# Data for review
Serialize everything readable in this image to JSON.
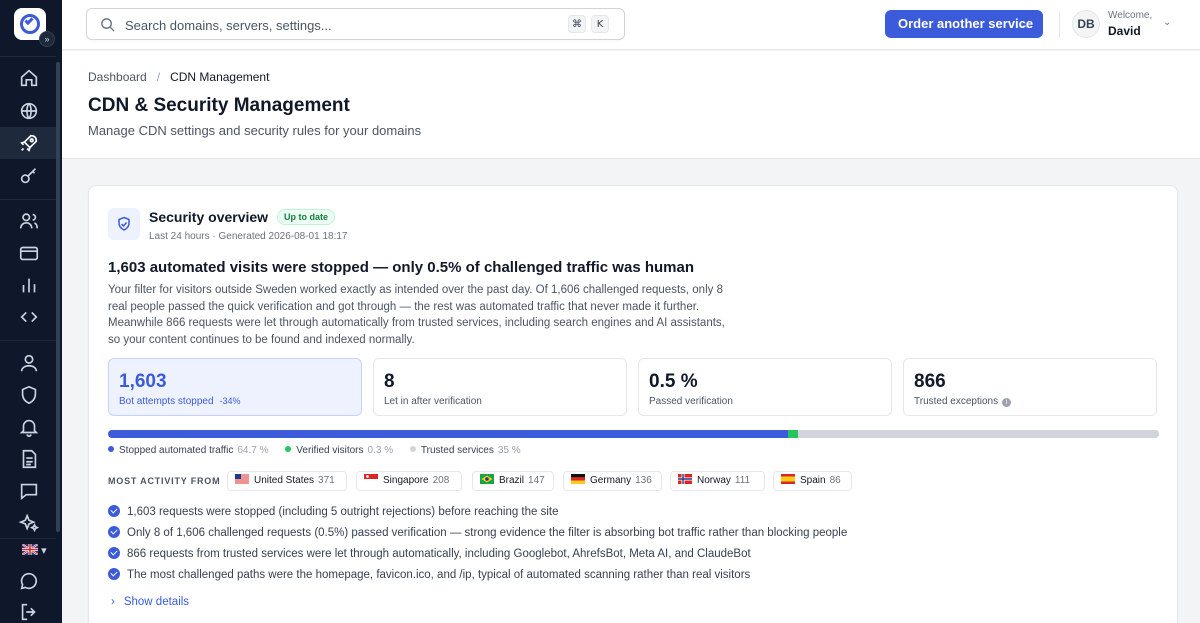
{
  "sidebar": {
    "expand_glyph": "»",
    "language": "▾",
    "icons": [
      "home-icon",
      "globe-icon",
      "rocket-icon",
      "key-icon",
      "users-icon",
      "credit-card-icon",
      "bar-chart-icon",
      "code-icon",
      "user-icon",
      "shield-icon",
      "bell-icon",
      "document-icon",
      "message-icon",
      "sparkle-icon",
      "chat-icon",
      "logout-icon"
    ],
    "active": "rocket-icon"
  },
  "header": {
    "search_placeholder": "Search domains, servers, settings...",
    "shortcut_keys": [
      "⌘",
      "K"
    ],
    "order_button": "Order another service",
    "order_arrow": "→",
    "avatar_initials": "DB",
    "welcome": "Welcome,",
    "user_name": "David"
  },
  "page": {
    "breadcrumb": [
      "Dashboard",
      "CDN Management"
    ],
    "title": "CDN & Security Management",
    "subtitle": "Manage CDN settings and security rules for your domains"
  },
  "overview": {
    "title": "Security overview",
    "status_badge": "Up to date",
    "meta": "Last 24 hours · Generated 2026-08-01 18:17",
    "headline": "1,603 automated visits were stopped — only 0.5% of challenged traffic was human",
    "summary": "Your filter for visitors outside Sweden worked exactly as intended over the past day. Of 1,606 challenged requests, only 8 real people passed the quick verification and got through — the rest was automated traffic that never made it further. Meanwhile 866 requests were let through automatically from trusted services, including search engines and AI assistants, so your content continues to be found and indexed normally.",
    "stats": [
      {
        "value": "1,603",
        "label": "Bot attempts stopped",
        "delta": "-34%"
      },
      {
        "value": "8",
        "label": "Let in after verification"
      },
      {
        "value": "0.5 %",
        "label": "Passed verification"
      },
      {
        "value": "866",
        "label": "Trusted exceptions",
        "info": "i"
      }
    ],
    "traffic_split": [
      {
        "label": "Stopped automated traffic",
        "pct_label": "64.7 %",
        "pct": 64.7,
        "color": "#3b5bdb"
      },
      {
        "label": "Verified visitors",
        "pct_label": "0.3 %",
        "pct": 0.3,
        "color": "#22c55e"
      },
      {
        "label": "Trusted services",
        "pct_label": "35 %",
        "pct": 35,
        "color": "#d1d5db"
      }
    ],
    "activity_label": "MOST ACTIVITY FROM",
    "countries": [
      {
        "name": "United States",
        "count": "371"
      },
      {
        "name": "Singapore",
        "count": "208"
      },
      {
        "name": "Brazil",
        "count": "147"
      },
      {
        "name": "Germany",
        "count": "136"
      },
      {
        "name": "Norway",
        "count": "111"
      },
      {
        "name": "Spain",
        "count": "86"
      }
    ],
    "bullets": [
      "1,603 requests were stopped (including 5 outright rejections) before reaching the site",
      "Only 8 of 1,606 challenged requests (0.5%) passed verification — strong evidence the filter is absorbing bot traffic rather than blocking people",
      "866 requests from trusted services were let through automatically, including Googlebot, AhrefsBot, Meta AI, and ClaudeBot",
      "The most challenged paths were the homepage, favicon.ico, and /ip, typical of automated scanning rather than real visitors"
    ],
    "show_details": "Show details",
    "show_details_chevron": "›"
  },
  "colors": {
    "accent": "#3b5bdb",
    "sidebar_bg": "#0f172a",
    "success": "#22c55e"
  }
}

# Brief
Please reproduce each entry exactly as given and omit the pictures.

# Completed task
Serialize everything readable in this image to JSON.
{
  "sidebar": {
    "expand_glyph": "»",
    "language": "▾",
    "icons": [
      "home-icon",
      "globe-icon",
      "rocket-icon",
      "key-icon",
      "users-icon",
      "credit-card-icon",
      "bar-chart-icon",
      "code-icon",
      "user-icon",
      "shield-icon",
      "bell-icon",
      "document-icon",
      "message-icon",
      "sparkle-icon",
      "chat-icon",
      "logout-icon"
    ],
    "active": "rocket-icon"
  },
  "header": {
    "search_placeholder": "Search domains, servers, settings...",
    "shortcut_keys": [
      "⌘",
      "K"
    ],
    "order_button": "Order another service",
    "order_arrow": "→",
    "avatar_initials": "DB",
    "welcome": "Welcome,",
    "user_name": "David"
  },
  "page": {
    "breadcrumb": [
      "Dashboard",
      "CDN Management"
    ],
    "title": "CDN & Security Management",
    "subtitle": "Manage CDN settings and security rules for your domains"
  },
  "overview": {
    "title": "Security overview",
    "status_badge": "Up to date",
    "meta": "Last 24 hours · Generated 2026-08-01 18:17",
    "headline": "1,603 automated visits were stopped — only 0.5% of challenged traffic was human",
    "summary": "Your filter for visitors outside Sweden worked exactly as intended over the past day. Of 1,606 challenged requests, only 8 real people passed the quick verification and got through — the rest was automated traffic that never made it further. Meanwhile 866 requests were let through automatically from trusted services, including search engines and AI assistants, so your content continues to be found and indexed normally.",
    "stats": [
      {
        "value": "1,603",
        "label": "Bot attempts stopped",
        "delta": "-34%"
      },
      {
        "value": "8",
        "label": "Let in after verification"
      },
      {
        "value": "0.5 %",
        "label": "Passed verification"
      },
      {
        "value": "866",
        "label": "Trusted exceptions",
        "info": "i"
      }
    ],
    "traffic_split": [
      {
        "label": "Stopped automated traffic",
        "pct_label": "64.7 %",
        "pct": 64.7,
        "color": "#3b5bdb"
      },
      {
        "label": "Verified visitors",
        "pct_label": "0.3 %",
        "pct": 0.3,
        "color": "#22c55e"
      },
      {
        "label": "Trusted services",
        "pct_label": "35 %",
        "pct": 35,
        "color": "#d1d5db"
      }
    ],
    "activity_label": "MOST ACTIVITY FROM",
    "countries": [
      {
        "name": "United States",
        "count": "371"
      },
      {
        "name": "Singapore",
        "count": "208"
      },
      {
        "name": "Brazil",
        "count": "147"
      },
      {
        "name": "Germany",
        "count": "136"
      },
      {
        "name": "Norway",
        "count": "111"
      },
      {
        "name": "Spain",
        "count": "86"
      }
    ],
    "bullets": [
      "1,603 requests were stopped (including 5 outright rejections) before reaching the site",
      "Only 8 of 1,606 challenged requests (0.5%) passed verification — strong evidence the filter is absorbing bot traffic rather than blocking people",
      "866 requests from trusted services were let through automatically, including Googlebot, AhrefsBot, Meta AI, and ClaudeBot",
      "The most challenged paths were the homepage, favicon.ico, and /ip, typical of automated scanning rather than real visitors"
    ],
    "show_details": "Show details",
    "show_details_chevron": "›"
  },
  "colors": {
    "accent": "#3b5bdb",
    "sidebar_bg": "#0f172a",
    "success": "#22c55e"
  }
}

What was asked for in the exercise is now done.